Innovative auto steering device could save lives

Innovative auto steering device could save lives
This is a sketch of the proposed control device. Credit: Rene Guerster

It can take up to two and a half turns to steer a modern vehicle. While turning, the driver must release the wheel in the necessary hand-over-hand movement, which is unsafe. In his upcoming HFES 2013 Annual Meeting paper, Rene Guerster, who has been concerned with steering improvement since he was a child, proposes an alternative steering device that could help to prevent hazards such as rear-end collisions and rollovers caused by panic oversteering. He will present his work on October 4 at the Hilton San Diego Bayfront Hotel.

Severe sudden turns are extremely difficult with today's steering systems. Developing what he terms "computer-mediated steering," Guerster believes his proposed technology, already common in engine controls, would enable steering around a suddenly-appearing obstacle without hand-over-hand fumbling.

Guerster's yoke-like device, currently in the concept stage, requires only a quarter turn in either direction from the straight-ahead position, enabling the driver to keep his or her hands in the same position on the device at all times. A computer would record the degree to which the device is turned, the speed at which it is being turned, and the . It would determine how far the front wheels should be turned and then turn them via an electric motor, whether the driver is , performing a gentle lane-change at high speed, or turning suddenly to avoid a pedestrian.

Guerster says, "The likelihood of intuitive, safe use of this device will be studied in experiments to be conducted in the future.
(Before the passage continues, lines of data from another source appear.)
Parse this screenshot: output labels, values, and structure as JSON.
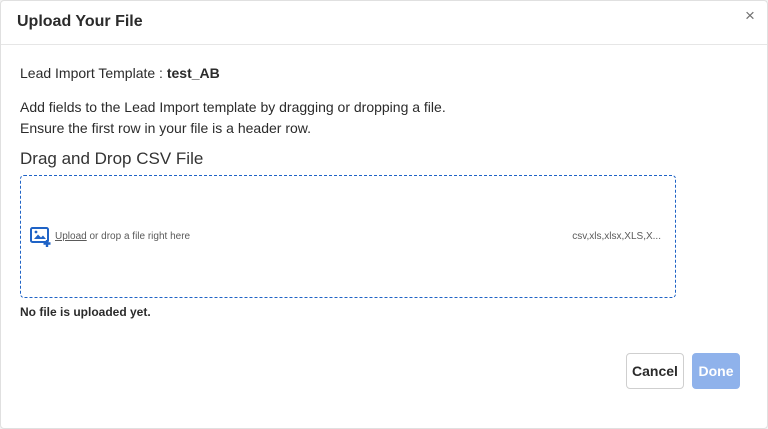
{
  "modal": {
    "title": "Upload Your File",
    "close_symbol": "×",
    "template_label": "Lead Import Template : ",
    "template_name": "test_AB",
    "description_line1": "Add fields to the Lead Import template by dragging or dropping a file.",
    "description_line2": "Ensure the first row in your file is a header row.",
    "dropzone_title": "Drag and Drop CSV File",
    "dropzone": {
      "icon": "image-upload-icon",
      "upload_link": "Upload",
      "upload_suffix": " or drop a file right here",
      "file_types": "csv,xls,xlsx,XLS,X..."
    },
    "status_text": "No file is uploaded yet.",
    "buttons": {
      "cancel": "Cancel",
      "done": "Done"
    },
    "colors": {
      "accent": "#1f63c6",
      "done_disabled": "#8fb2eb"
    }
  }
}
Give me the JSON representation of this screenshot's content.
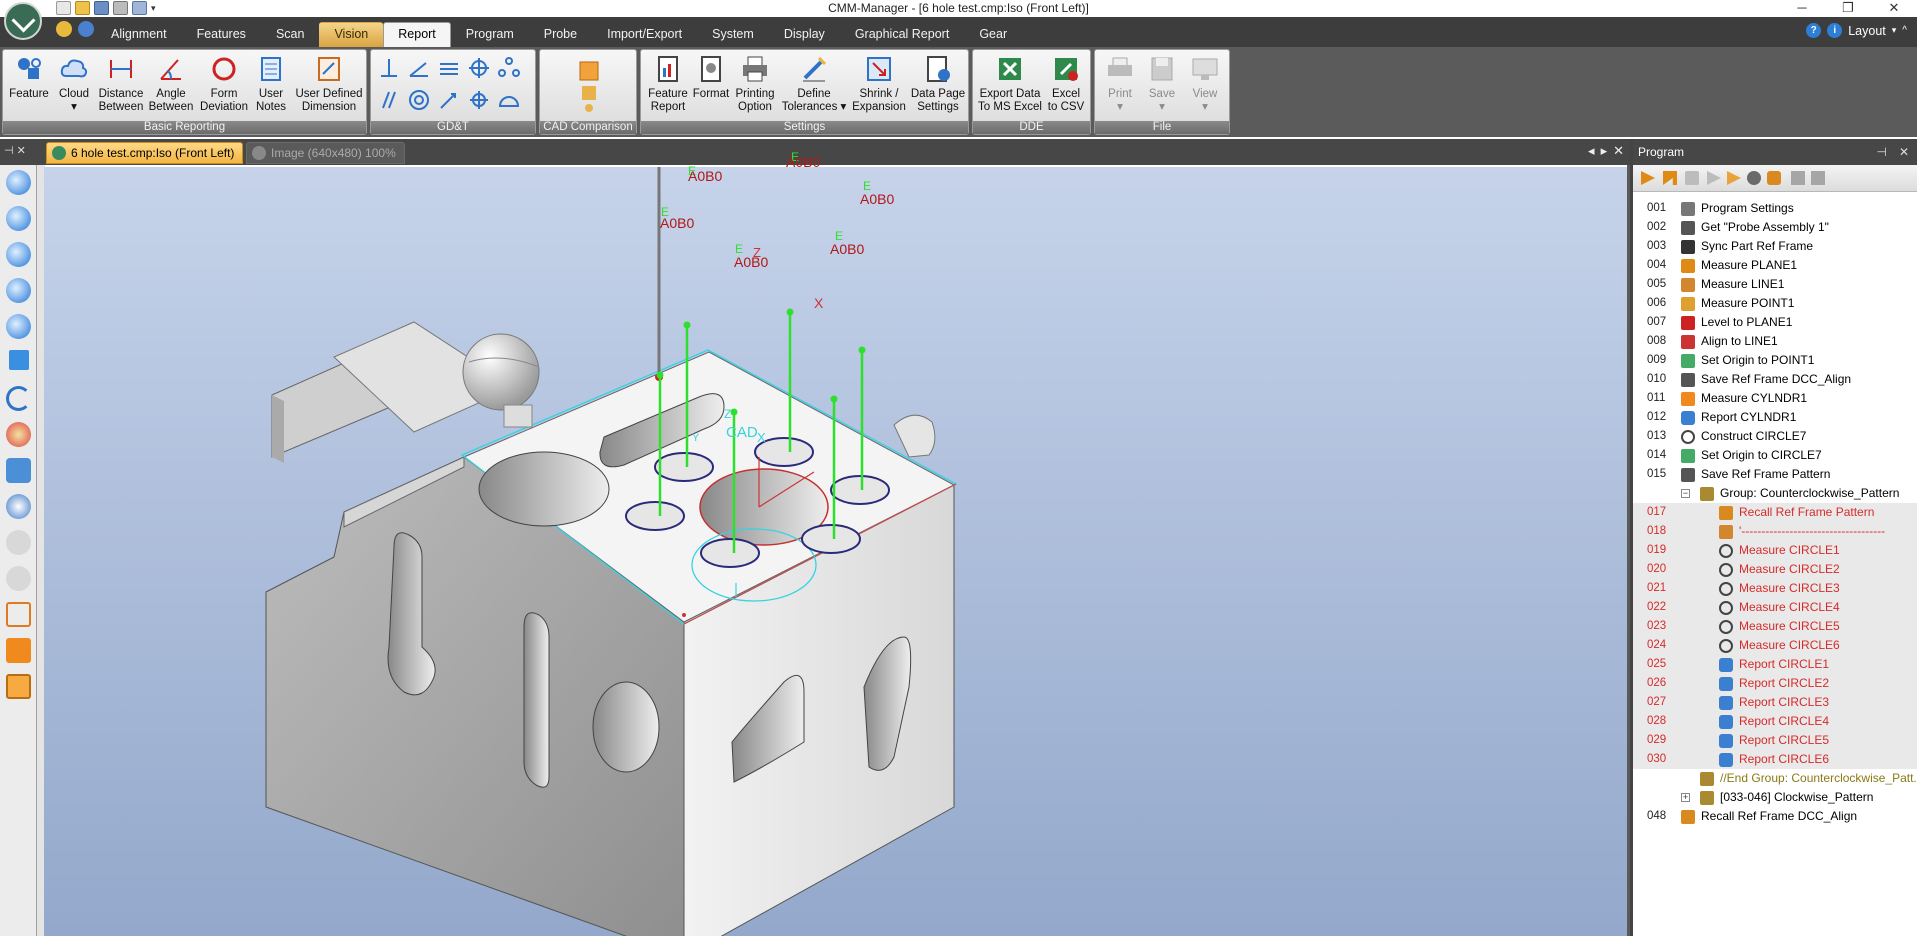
{
  "window": {
    "title": "CMM-Manager - [6 hole test.cmp:Iso (Front Left)]",
    "controls": [
      "─",
      "❐",
      "✕"
    ]
  },
  "menu": {
    "tabs": [
      "Alignment",
      "Features",
      "Scan",
      "Vision",
      "Report",
      "Program",
      "Probe",
      "Import/Export",
      "System",
      "Display",
      "Graphical Report",
      "Gear"
    ],
    "active_tab": "Report",
    "highlighted_tab": "Vision",
    "layout_label": "Layout"
  },
  "ribbon": {
    "basic_reporting": {
      "label": "Basic Reporting",
      "buttons": [
        {
          "line1": "Feature",
          "line2": ""
        },
        {
          "line1": "Cloud",
          "line2": "▾"
        },
        {
          "line1": "Distance",
          "line2": "Between"
        },
        {
          "line1": "Angle",
          "line2": "Between"
        },
        {
          "line1": "Form",
          "line2": "Deviation"
        },
        {
          "line1": "User",
          "line2": "Notes"
        },
        {
          "line1": "User Defined",
          "line2": "Dimension"
        }
      ]
    },
    "gdt": {
      "label": "GD&T"
    },
    "cad_comparison": {
      "label": "CAD Comparison"
    },
    "settings": {
      "label": "Settings",
      "buttons": [
        {
          "line1": "Feature",
          "line2": "Report"
        },
        {
          "line1": "Format",
          "line2": ""
        },
        {
          "line1": "Printing",
          "line2": "Option"
        },
        {
          "line1": "Define",
          "line2": "Tolerances ▾"
        },
        {
          "line1": "Shrink /",
          "line2": "Expansion"
        },
        {
          "line1": "Data Page",
          "line2": "Settings"
        }
      ]
    },
    "dde": {
      "label": "DDE",
      "buttons": [
        {
          "line1": "Export Data",
          "line2": "To MS Excel"
        },
        {
          "line1": "Excel",
          "line2": "to CSV"
        }
      ]
    },
    "file": {
      "label": "File",
      "buttons": [
        {
          "line1": "Print",
          "line2": "▾"
        },
        {
          "line1": "Save",
          "line2": "▾"
        },
        {
          "line1": "View",
          "line2": "▾"
        }
      ]
    }
  },
  "documents": {
    "tabs": [
      "6 hole test.cmp:Iso (Front Left)",
      "Image (640x480) 100%"
    ],
    "active": 0
  },
  "viewport": {
    "labels": [
      "A0B0",
      "A0B0",
      "A0B0",
      "A0B0",
      "A0B0",
      "A0B0"
    ],
    "hole_markers": [
      "E",
      "E",
      "E",
      "E",
      "E",
      "E"
    ],
    "cad_label": "CAD",
    "axis_labels": {
      "x": "X",
      "z": "Z",
      "cad_x": "X",
      "cad_z": "Z",
      "y": "Y"
    },
    "colors": {
      "label": "#b01818",
      "probe_line": "#2ee02e",
      "cad_edge": "#35d3e0",
      "background_top": "#c6d3ea",
      "background_bottom": "#93a8cb"
    }
  },
  "program_panel": {
    "title": "Program",
    "rows": [
      {
        "num": "001",
        "icon": "wrench-icon",
        "text": "Program Settings"
      },
      {
        "num": "002",
        "icon": "probe-assembly-icon",
        "text": "Get \"Probe Assembly 1\""
      },
      {
        "num": "003",
        "icon": "sync-frame-icon",
        "text": "Sync Part Ref Frame"
      },
      {
        "num": "004",
        "icon": "plane-icon",
        "text": "Measure PLANE1"
      },
      {
        "num": "005",
        "icon": "line-icon",
        "text": "Measure LINE1"
      },
      {
        "num": "006",
        "icon": "point-icon",
        "text": "Measure POINT1"
      },
      {
        "num": "007",
        "icon": "level-icon",
        "text": "Level to PLANE1"
      },
      {
        "num": "008",
        "icon": "align-icon",
        "text": "Align to LINE1"
      },
      {
        "num": "009",
        "icon": "origin-icon",
        "text": "Set Origin to POINT1"
      },
      {
        "num": "010",
        "icon": "save-frame-icon",
        "text": "Save Ref Frame DCC_Align"
      },
      {
        "num": "011",
        "icon": "cylinder-icon",
        "text": "Measure CYLNDR1"
      },
      {
        "num": "012",
        "icon": "report-icon",
        "text": "Report CYLNDR1"
      },
      {
        "num": "013",
        "icon": "circle-icon",
        "text": "Construct CIRCLE7"
      },
      {
        "num": "014",
        "icon": "origin-icon",
        "text": "Set Origin to CIRCLE7"
      },
      {
        "num": "015",
        "icon": "save-frame-icon",
        "text": "Save Ref Frame Pattern"
      },
      {
        "num": "",
        "icon": "group-icon",
        "text": "Group: Counterclockwise_Pattern",
        "tree": "−",
        "indent": 1
      },
      {
        "num": "017",
        "icon": "recall-frame-icon",
        "text": "Recall Ref Frame Pattern",
        "sel": true,
        "indent": 2
      },
      {
        "num": "018",
        "icon": "comment-icon",
        "text": "'------------------------------------",
        "sel": true,
        "indent": 2
      },
      {
        "num": "019",
        "icon": "circle-icon",
        "text": "Measure CIRCLE1",
        "sel": true,
        "indent": 2
      },
      {
        "num": "020",
        "icon": "circle-icon",
        "text": "Measure CIRCLE2",
        "sel": true,
        "indent": 2
      },
      {
        "num": "021",
        "icon": "circle-icon",
        "text": "Measure CIRCLE3",
        "sel": true,
        "indent": 2
      },
      {
        "num": "022",
        "icon": "circle-icon",
        "text": "Measure CIRCLE4",
        "sel": true,
        "indent": 2
      },
      {
        "num": "023",
        "icon": "circle-icon",
        "text": "Measure CIRCLE5",
        "sel": true,
        "indent": 2
      },
      {
        "num": "024",
        "icon": "circle-icon",
        "text": "Measure CIRCLE6",
        "sel": true,
        "indent": 2
      },
      {
        "num": "025",
        "icon": "report-icon",
        "text": "Report CIRCLE1",
        "sel": true,
        "indent": 2
      },
      {
        "num": "026",
        "icon": "report-icon",
        "text": "Report CIRCLE2",
        "sel": true,
        "indent": 2
      },
      {
        "num": "027",
        "icon": "report-icon",
        "text": "Report CIRCLE3",
        "sel": true,
        "indent": 2
      },
      {
        "num": "028",
        "icon": "report-icon",
        "text": "Report CIRCLE4",
        "sel": true,
        "indent": 2
      },
      {
        "num": "029",
        "icon": "report-icon",
        "text": "Report CIRCLE5",
        "sel": true,
        "indent": 2
      },
      {
        "num": "030",
        "icon": "report-icon",
        "text": "Report CIRCLE6",
        "sel": true,
        "indent": 2
      },
      {
        "num": "",
        "icon": "group-end-icon",
        "text": "//End Group: Counterclockwise_Patt...",
        "olive": true,
        "indent": 1
      },
      {
        "num": "",
        "icon": "group-icon",
        "text": "[033-046] Clockwise_Pattern",
        "tree": "+",
        "indent": 1
      },
      {
        "num": "048",
        "icon": "recall-frame-icon",
        "text": "Recall Ref Frame DCC_Align"
      }
    ]
  }
}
If computer-mediated steering shows benefits, this is easy to engineer into modern vehicles."


Explore further

Nissan shows safety features, electronic steering

Citation: Innovative auto steering device could save lives (2013, September 17) retrieved 19 September 2019 from https://phys.org/news/2013-09-auto-device.html
This document is subject to copyright. Apart from any fair dealing for the purpose of private study or research, no part may be reproduced without the written permission. The content is provided for information purposes only.
0 shares

Feedback to editors

User comments

Sep 18, 2013
Been there, done that. Nothing new here. It was found a long time ago to not work. Inept drivers already have too much control on the steering wheel, and most drivers are completely inept, especially in an emergency.

Please sign in to add a comment. Registration is free, and takes less than a minute. Read more